IRIS: New version of free Demo now available!

Hi Everybody! (@cmaver @rhyolight), (a business partner of Numenta), is proud to announce version 2 (v2.0.2) of Iris is now available for download!

Iris is a free application written in JavaFX which demonstrates the Natural Language Understanding (NLU) features of’s REST oriented Retina API; and demonstrates the way the Retina API may be used within your applications to bring NLU capabilities to your users. ( also has a more advanced streaming engine called the Retina Library, which can be used for Big Data applications.)

The new version of Iris includes the “Classification” feature, which enables the ability to create categories which can be stored and used as filters to gather metrics describing the degree to which that text adheres to a particular category; and in 8 different languages!

Iris internally uses the “Compare feature” of the same REST API available to its users. Because Iris is written using JavaFX, it may be run on Mac OS, Linux or Windows. The Mac OS installer has the correct version of Java (Java 8) pre-bundled so no Java installation is required. Linux and Windows users will have to download Java 8 to run it however.

We are still working on usage instructions for the new Classification feature, but for now here’s basic instructions for trying out the new feature:

  1. Iris uses Input Windows to offer ways to input text and expression data; and Output Windows to manipulate the display of results and specify variations in output attributes. This is so multiple inputs may be reused along with many outputs offering a variety of ways to view results. (Some features such as the “Compare” feature, require more than 1 input).
  2. In the Output Window click on the “Classify” tab; then in the table click on “Add / Edit New Filters”; or in the main menu, click on “Edit Classify Filters…”.
  3. Click on “New”. To create a Category, at least one body of text representing a “positive” example must be used (but many may be used to refine the requirements for a given category). Also, “negative” example text may be specified.
  4. Give the Category a name and press Enter.
  5. Click the “+” button below in the bar entitled “Positive Examples”; and paste or type in some text which typifies the semantic context of the category you are creating.
  6. Generate a Fingerprint (SDR) for the category by pressing the “Generate icon” next to the category name, which looks like a lightning bolt.
  7. When you are finished entering examples, click on Save; then close the Category Composer and return to the Output Window. Your new Category will be available for selection.
  8. In addition a Threshold may be specified to refine how closely text must adhere to the category to pass.
  9. When the filter matches the category, that row will be turned green.

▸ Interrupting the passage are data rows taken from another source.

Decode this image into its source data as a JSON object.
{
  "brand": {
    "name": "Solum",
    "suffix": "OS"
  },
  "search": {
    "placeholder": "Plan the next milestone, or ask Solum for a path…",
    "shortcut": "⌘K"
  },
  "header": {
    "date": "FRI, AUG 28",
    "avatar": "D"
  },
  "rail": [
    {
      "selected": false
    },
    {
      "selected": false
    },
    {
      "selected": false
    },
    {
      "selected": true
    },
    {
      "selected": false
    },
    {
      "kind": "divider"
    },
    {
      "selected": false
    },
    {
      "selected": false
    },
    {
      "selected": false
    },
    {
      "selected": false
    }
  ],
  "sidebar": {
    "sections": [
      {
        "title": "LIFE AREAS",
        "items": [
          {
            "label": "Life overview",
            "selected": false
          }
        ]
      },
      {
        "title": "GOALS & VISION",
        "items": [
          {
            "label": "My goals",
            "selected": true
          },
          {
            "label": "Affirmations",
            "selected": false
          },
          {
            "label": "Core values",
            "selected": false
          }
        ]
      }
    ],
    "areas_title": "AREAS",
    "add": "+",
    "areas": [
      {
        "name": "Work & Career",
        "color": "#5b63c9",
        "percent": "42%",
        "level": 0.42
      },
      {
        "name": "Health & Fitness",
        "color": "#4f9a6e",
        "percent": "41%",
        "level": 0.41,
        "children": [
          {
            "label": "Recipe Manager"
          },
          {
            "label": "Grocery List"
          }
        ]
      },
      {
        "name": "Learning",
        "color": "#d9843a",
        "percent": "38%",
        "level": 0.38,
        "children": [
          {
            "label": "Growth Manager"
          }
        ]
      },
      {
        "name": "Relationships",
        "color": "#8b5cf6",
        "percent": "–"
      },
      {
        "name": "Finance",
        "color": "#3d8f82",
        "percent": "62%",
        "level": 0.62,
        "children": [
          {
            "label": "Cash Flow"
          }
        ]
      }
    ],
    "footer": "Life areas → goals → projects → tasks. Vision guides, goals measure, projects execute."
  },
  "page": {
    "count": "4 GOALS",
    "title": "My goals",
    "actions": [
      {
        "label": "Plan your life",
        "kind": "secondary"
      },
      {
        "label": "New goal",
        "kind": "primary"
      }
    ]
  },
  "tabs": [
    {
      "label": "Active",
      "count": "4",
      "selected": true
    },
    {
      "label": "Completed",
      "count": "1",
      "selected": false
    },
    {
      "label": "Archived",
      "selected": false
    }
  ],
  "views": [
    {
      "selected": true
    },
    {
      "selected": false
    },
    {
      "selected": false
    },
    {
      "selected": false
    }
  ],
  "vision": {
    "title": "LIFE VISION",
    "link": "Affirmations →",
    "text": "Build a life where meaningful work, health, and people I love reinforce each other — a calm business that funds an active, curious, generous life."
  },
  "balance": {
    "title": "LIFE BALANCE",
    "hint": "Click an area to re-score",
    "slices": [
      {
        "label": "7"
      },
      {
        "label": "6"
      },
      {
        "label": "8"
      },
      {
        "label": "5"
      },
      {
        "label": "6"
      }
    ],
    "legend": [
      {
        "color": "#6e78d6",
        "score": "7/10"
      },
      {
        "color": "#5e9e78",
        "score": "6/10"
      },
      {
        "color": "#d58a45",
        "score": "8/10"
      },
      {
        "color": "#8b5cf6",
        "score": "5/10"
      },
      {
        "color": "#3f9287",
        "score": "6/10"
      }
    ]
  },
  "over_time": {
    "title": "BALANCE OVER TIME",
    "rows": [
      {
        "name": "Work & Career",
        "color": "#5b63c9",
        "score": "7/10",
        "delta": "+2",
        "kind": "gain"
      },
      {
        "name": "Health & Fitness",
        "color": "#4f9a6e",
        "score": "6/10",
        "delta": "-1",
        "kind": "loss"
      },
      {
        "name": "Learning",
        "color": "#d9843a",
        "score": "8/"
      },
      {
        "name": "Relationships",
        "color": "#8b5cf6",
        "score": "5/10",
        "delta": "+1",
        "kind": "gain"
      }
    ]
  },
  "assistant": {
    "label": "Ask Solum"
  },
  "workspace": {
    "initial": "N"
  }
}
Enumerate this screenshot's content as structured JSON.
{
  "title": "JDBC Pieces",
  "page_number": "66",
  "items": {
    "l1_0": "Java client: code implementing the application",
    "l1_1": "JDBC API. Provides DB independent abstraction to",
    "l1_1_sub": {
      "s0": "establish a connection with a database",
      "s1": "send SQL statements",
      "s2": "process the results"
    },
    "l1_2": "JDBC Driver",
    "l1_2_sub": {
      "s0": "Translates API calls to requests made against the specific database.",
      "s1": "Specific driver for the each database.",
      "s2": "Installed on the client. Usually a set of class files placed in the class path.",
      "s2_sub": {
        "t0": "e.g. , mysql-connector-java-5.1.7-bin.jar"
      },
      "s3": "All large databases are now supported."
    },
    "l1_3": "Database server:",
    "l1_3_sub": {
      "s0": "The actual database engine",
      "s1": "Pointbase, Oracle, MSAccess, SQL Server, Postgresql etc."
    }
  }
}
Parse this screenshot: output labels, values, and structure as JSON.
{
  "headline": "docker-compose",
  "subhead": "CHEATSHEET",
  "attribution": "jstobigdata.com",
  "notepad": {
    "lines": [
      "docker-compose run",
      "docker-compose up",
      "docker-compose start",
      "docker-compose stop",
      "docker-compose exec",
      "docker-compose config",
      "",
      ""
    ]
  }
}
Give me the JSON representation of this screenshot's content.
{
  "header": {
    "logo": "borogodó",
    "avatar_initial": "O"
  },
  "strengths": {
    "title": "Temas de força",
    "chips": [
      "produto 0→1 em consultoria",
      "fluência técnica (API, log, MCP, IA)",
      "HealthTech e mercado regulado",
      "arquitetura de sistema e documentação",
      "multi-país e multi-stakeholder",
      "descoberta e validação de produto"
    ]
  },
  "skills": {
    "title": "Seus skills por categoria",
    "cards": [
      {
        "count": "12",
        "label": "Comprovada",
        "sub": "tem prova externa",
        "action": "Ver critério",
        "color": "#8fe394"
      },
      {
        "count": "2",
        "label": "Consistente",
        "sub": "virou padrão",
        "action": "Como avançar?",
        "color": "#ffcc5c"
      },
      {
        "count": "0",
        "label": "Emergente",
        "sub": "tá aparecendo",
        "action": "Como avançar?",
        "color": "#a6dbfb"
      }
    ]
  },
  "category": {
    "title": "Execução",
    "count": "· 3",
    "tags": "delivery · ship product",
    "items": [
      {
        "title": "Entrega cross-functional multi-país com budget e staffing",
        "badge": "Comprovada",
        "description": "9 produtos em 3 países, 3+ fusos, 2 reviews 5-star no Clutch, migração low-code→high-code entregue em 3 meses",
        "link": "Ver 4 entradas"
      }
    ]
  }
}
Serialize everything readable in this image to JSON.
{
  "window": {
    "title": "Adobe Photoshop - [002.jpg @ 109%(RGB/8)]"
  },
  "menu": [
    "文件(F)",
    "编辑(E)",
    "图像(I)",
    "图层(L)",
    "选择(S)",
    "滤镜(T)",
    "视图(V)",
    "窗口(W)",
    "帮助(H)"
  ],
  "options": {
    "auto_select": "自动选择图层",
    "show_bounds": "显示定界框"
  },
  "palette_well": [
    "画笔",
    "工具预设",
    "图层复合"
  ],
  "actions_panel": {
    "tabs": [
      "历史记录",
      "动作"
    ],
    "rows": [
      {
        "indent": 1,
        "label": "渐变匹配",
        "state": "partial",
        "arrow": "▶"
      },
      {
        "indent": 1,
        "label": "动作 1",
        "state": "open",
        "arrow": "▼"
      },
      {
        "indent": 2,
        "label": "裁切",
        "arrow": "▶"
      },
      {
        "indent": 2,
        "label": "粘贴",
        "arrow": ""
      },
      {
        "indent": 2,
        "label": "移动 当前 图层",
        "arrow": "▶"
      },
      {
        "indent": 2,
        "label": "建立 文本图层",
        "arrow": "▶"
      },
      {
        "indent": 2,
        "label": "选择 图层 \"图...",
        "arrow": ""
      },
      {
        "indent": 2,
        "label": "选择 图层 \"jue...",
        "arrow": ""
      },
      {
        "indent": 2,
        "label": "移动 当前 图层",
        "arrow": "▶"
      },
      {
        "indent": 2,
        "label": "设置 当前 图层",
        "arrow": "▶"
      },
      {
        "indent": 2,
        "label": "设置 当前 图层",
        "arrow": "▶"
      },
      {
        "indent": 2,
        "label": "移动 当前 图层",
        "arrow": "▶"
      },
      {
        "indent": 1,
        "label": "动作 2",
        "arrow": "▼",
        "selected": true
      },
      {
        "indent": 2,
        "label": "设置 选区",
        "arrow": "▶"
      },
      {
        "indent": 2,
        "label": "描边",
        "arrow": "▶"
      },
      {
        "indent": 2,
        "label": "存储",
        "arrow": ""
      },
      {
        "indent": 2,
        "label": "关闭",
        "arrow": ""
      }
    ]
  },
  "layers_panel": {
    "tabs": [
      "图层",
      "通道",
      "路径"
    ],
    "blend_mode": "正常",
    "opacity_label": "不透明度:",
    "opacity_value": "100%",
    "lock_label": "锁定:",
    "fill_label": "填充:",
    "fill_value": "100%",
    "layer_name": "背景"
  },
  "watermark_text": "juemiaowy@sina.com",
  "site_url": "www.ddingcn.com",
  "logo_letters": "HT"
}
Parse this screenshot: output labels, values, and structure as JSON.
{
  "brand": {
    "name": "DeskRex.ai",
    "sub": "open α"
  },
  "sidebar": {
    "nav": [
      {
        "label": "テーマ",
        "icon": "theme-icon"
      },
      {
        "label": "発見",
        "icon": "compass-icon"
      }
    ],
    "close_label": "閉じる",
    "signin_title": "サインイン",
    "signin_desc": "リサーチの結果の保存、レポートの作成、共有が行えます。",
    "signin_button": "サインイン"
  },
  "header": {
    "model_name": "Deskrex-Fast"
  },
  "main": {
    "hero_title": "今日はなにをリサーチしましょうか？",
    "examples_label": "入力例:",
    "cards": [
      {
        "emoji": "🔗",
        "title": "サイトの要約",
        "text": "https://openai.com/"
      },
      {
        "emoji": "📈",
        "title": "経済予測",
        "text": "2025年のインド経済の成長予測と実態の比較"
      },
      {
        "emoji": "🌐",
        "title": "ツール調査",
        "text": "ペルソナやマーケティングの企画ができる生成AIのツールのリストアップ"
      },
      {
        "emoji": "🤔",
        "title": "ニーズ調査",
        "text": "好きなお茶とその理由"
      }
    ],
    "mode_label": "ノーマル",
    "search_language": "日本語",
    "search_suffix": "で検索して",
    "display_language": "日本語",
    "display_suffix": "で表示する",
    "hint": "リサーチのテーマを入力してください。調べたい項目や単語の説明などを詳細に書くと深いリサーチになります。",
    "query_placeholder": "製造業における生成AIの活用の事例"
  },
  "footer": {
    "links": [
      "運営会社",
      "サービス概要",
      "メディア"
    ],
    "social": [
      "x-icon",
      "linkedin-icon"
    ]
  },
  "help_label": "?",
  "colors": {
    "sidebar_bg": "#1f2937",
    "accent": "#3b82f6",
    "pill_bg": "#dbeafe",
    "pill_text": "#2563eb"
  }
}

Now when you apply input using the Input Window, any selected Categories will be automatically run in your Output Window…

For general usage information, the Iris project landing page has links to both documentation and an introductory video. In addition, I (@cogmission) may be contacted here in the HTM Forum for any extra tips or help you may need… (Please no personal messages (they will not be answered), let’s create forum topics instead, so that other users may benefit from your inquiries :slight_smile: )